MANILA - Sen. Pia Cayetano formally urged the Supreme Court (SC) to allow her to intervene in the pending case involving ten petitions against the controversial Republic Act (RA) No. 10354, also known as "An Act Providing for a National Policy on Responsible Parenthood and Reproductive Health (RH)," and commonly known as the Reproductive Health Law.
Cayetano, the main sponsor of the law at the Senate, asked the high court to junk the petitions on the following grounds:
1.) There is no actual case or controversy that exists because the petitions are based on hypothetical dispute and abstract propositions;
2.) The question is not ripe for adjudication because there is no actual injury sustained by the petitioners allegedly caused by the passing of the law being questioned. The issue is brought too early as in fact the status quo ante order was issued even before the law was implemented;
3.) The petitions are pleas for declaratory relief outside of the jurisdiction of the Supreme Court; and
4.) The petitioners do not have the standing to challenge the law; they do not have personal and substantial interest in the case such that they have sustained or will sustain direct injury as a result of the passing of the law.
Cayetano defended the constitutionality of the RH Law, stressing that it "is consistent with the constitutional right to privacy, is in furtherance with the state obligations of the Philippines under international law, does not violate the freedom of religion, and does not violate the right to life."
"Movant (Cayetano) has a legal interest in the matter of litigation as petitioners are asking the Court in effect to review the wisdom of the law in question and accordingly usurp powers that belong to the political branches of government including inter alia the Philippine Senate, to which she has been elected by the Filipino people," the motion read.

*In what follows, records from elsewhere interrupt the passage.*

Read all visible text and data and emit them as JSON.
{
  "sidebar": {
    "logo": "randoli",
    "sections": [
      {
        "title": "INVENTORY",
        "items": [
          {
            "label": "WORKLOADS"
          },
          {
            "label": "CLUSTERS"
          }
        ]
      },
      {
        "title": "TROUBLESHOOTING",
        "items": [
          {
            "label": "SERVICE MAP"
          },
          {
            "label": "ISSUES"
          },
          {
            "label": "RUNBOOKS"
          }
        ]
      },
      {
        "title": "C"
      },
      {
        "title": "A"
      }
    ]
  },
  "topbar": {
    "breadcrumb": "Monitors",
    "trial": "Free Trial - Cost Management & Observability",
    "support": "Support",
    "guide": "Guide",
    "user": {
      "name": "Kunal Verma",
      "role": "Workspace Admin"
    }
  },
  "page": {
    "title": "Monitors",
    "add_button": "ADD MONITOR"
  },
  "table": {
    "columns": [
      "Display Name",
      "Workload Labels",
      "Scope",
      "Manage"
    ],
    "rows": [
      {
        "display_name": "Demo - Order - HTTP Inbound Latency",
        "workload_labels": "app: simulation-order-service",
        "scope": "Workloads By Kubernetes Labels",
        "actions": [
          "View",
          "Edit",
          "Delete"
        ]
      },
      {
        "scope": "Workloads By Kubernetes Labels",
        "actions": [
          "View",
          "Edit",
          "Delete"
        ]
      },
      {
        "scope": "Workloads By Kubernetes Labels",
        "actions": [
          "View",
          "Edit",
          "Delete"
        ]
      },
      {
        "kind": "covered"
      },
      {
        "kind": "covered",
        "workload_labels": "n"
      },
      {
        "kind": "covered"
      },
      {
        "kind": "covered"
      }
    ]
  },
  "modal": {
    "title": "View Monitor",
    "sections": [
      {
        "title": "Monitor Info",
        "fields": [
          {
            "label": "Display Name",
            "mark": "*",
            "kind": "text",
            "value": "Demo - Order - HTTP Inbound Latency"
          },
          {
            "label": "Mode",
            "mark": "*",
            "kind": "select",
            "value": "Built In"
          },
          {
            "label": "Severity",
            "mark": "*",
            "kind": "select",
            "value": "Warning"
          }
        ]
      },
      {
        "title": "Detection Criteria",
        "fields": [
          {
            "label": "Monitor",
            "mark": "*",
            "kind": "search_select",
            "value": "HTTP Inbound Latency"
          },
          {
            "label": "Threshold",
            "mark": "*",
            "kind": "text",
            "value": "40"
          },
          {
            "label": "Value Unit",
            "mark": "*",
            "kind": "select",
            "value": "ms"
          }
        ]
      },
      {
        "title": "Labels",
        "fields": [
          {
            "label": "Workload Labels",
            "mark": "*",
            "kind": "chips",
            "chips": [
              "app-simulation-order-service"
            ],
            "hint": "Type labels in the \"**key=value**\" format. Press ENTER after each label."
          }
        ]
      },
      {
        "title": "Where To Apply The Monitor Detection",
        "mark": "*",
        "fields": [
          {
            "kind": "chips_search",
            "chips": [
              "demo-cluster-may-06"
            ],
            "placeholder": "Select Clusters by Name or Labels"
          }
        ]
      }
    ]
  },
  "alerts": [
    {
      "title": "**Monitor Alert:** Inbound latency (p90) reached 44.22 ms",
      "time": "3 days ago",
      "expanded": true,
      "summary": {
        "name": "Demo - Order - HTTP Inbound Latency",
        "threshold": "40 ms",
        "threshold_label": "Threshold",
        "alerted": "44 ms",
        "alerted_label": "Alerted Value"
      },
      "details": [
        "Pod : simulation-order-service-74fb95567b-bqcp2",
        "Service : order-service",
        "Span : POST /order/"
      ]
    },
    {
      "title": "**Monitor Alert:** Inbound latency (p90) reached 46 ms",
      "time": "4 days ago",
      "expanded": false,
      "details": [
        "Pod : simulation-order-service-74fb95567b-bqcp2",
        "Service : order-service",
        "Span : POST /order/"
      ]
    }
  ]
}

Petitioners, meantime, argued, among others, that the law violates the right to life, endangers the life of the mother and her unborn child, directs involuntary servitude, and prohibits the free exercise of religion.